Set down each entry below exactly as it stands.

[Record excerpts]

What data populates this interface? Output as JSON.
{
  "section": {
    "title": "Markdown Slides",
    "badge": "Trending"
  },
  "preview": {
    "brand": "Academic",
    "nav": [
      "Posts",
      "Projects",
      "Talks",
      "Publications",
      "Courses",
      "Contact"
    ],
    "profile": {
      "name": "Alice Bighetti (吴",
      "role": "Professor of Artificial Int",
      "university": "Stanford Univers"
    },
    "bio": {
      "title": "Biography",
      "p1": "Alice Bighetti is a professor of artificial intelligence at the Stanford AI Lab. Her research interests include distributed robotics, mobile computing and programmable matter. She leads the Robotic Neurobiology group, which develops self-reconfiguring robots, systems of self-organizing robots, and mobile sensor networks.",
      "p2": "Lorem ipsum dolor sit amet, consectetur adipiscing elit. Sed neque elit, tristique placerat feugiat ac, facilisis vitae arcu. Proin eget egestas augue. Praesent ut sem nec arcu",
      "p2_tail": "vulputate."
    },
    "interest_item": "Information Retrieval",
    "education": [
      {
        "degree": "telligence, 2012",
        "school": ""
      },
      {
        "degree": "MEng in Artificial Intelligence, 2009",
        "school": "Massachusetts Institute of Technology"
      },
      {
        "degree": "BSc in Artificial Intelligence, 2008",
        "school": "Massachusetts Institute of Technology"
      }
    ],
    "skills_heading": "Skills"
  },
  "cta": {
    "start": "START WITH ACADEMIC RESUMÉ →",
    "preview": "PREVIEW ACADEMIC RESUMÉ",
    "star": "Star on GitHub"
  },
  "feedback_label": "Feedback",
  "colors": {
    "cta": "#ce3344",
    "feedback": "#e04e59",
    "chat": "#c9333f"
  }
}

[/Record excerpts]

— Output for this exercise —
What data populates this interface? Output as JSON.
{
  "section": {
    "title": "Markdown Slides",
    "badge": "Trending"
  },
  "preview": {
    "brand": "Academic",
    "nav": [
      "Posts",
      "Projects",
      "Talks",
      "Publications",
      "Courses",
      "Contact"
    ],
    "profile": {
      "name": "Alice Bighetti (吴",
      "role": "Professor of Artificial Int",
      "university": "Stanford Univers"
    },
    "bio": {
      "title": "Biography",
      "p1": "Alice Bighetti is a professor of artificial intelligence at the Stanford AI Lab. Her research interests include distributed robotics, mobile computing and programmable matter. She leads the Robotic Neurobiology group, which develops self-reconfiguring robots, systems of self-organizing robots, and mobile sensor networks.",
      "p2": "Lorem ipsum dolor sit amet, consectetur adipiscing elit. Sed neque elit, tristique placerat feugiat ac, facilisis vitae arcu. Proin eget egestas augue. Praesent ut sem nec arcu",
      "p2_tail": "vulputate."
    },
    "interest_item": "Information Retrieval",
    "education": [
      {
        "degree": "telligence, 2012",
        "school": ""
      },
      {
        "degree": "MEng in Artificial Intelligence, 2009",
        "school": "Massachusetts Institute of Technology"
      },
      {
        "degree": "BSc in Artificial Intelligence, 2008",
        "school": "Massachusetts Institute of Technology"
      }
    ],
    "skills_heading": "Skills"
  },
  "cta": {
    "start": "START WITH ACADEMIC RESUMÉ →",
    "preview": "PREVIEW ACADEMIC RESUMÉ",
    "star": "Star on GitHub"
  },
  "feedback_label": "Feedback",
  "colors": {
    "cta": "#ce3344",
    "feedback": "#e04e59",
    "chat": "#c9333f"
  }
}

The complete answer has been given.